Just over a third of carers were caring for someone who required care due to old age and a further third were caring for someone with a physical disability only. One in ten carers were caring for someone with a mental disability only and 13% were caring for someone with both a physical and mental difficulty.
Two thirds of carers reported that their own health/lifestyle had been impacted by their caring responsibilities. 44% said it was confining while 43% said that there has had to be family adjustment.

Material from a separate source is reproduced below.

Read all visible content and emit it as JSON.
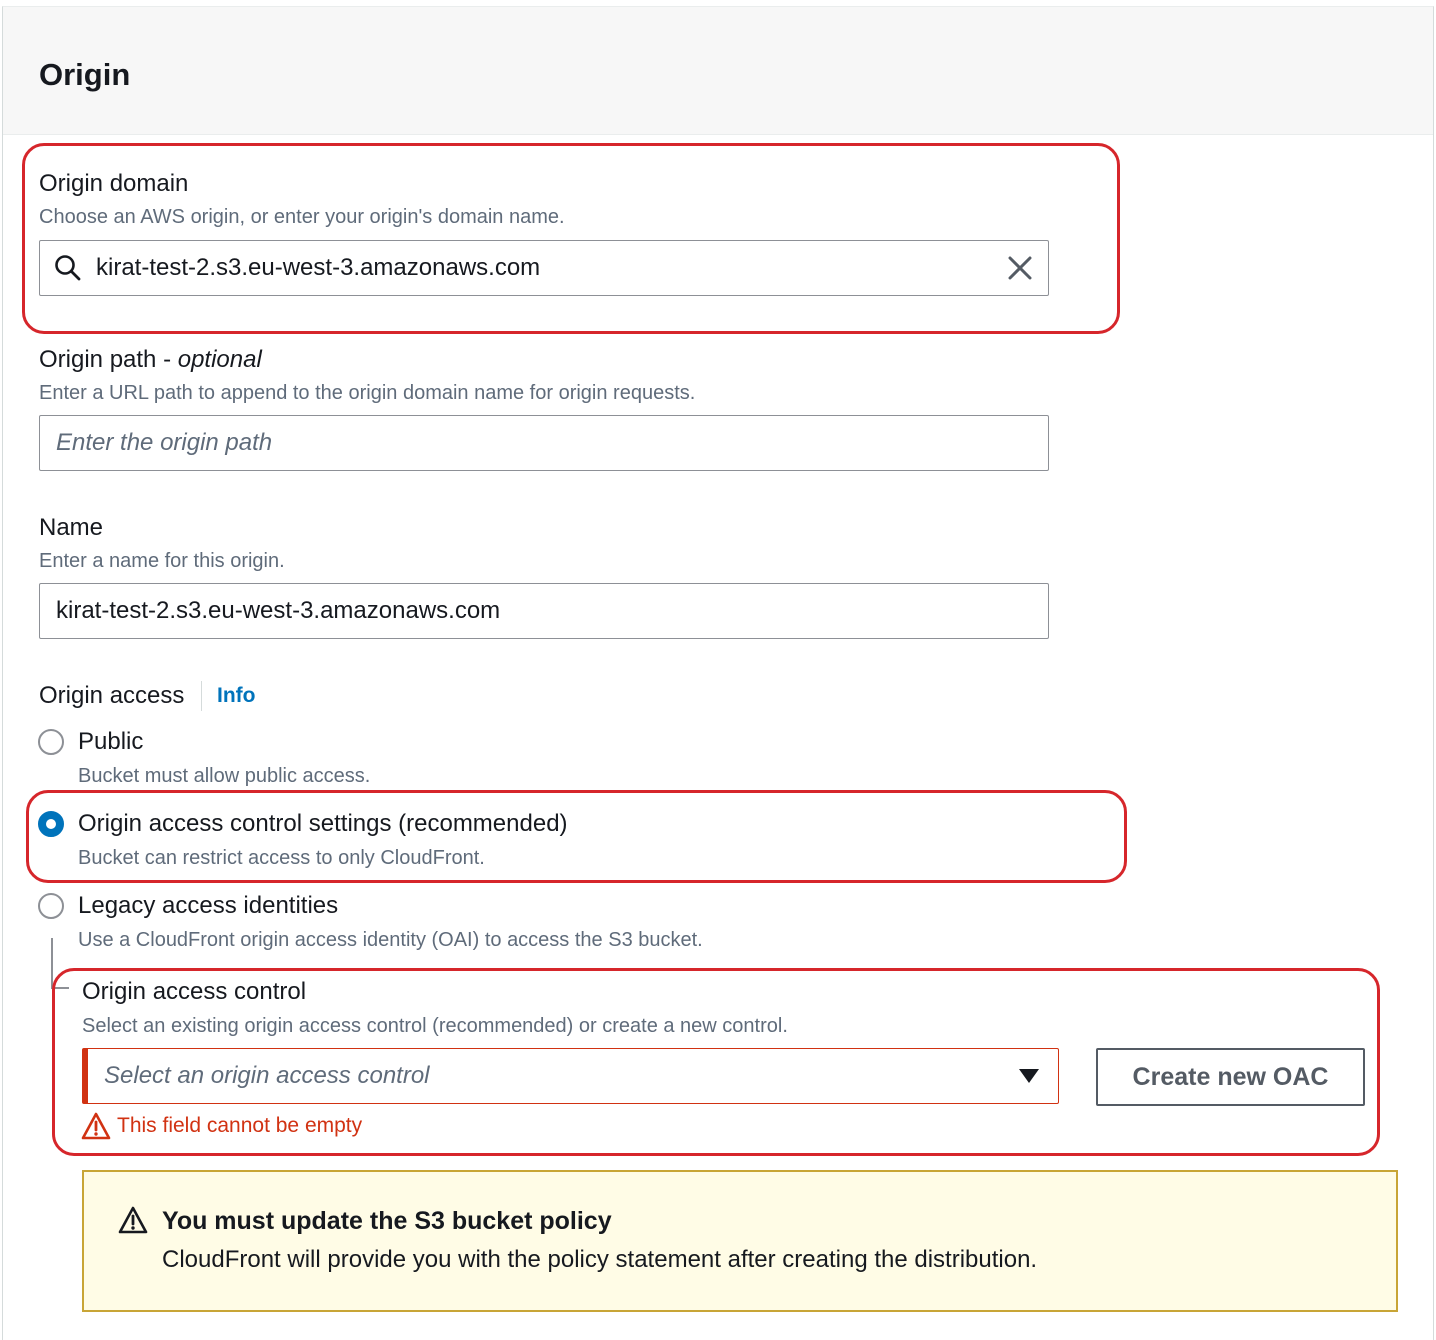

As the number of hours caring per week increase so does the proportion of carers reporting an effect on their health or lifestyle, with 47% of those that spent less than 15 hours per week, rising to 83% for those who spent 15 to 56 hours per week caring and almost all (92%) of those who spent 57 hours or more per week caring.
A major issue for policy development in this area relates to the value society places on unpaid work such as caring. In fact, society has tended to value only work for which a payment was received and ignored the value of work such as unpaid caring. This lack of appreciation can be seen clearly in the Government's failure to publish the long-promised Carers Strategy. Social Justice Ireland continues to urge Government to publish this strategy and to put policies in place that promote the valuing of unpaid work whether done in the home, in the community or in the wider society.
One of the chapters in Social Justice Ireland's annual Socio-Economic Review for 2010 addressed the issue of work and contains particular sections on 'The need to recognise all work' and on 'The Work of Careres
'The Full can be downloaded below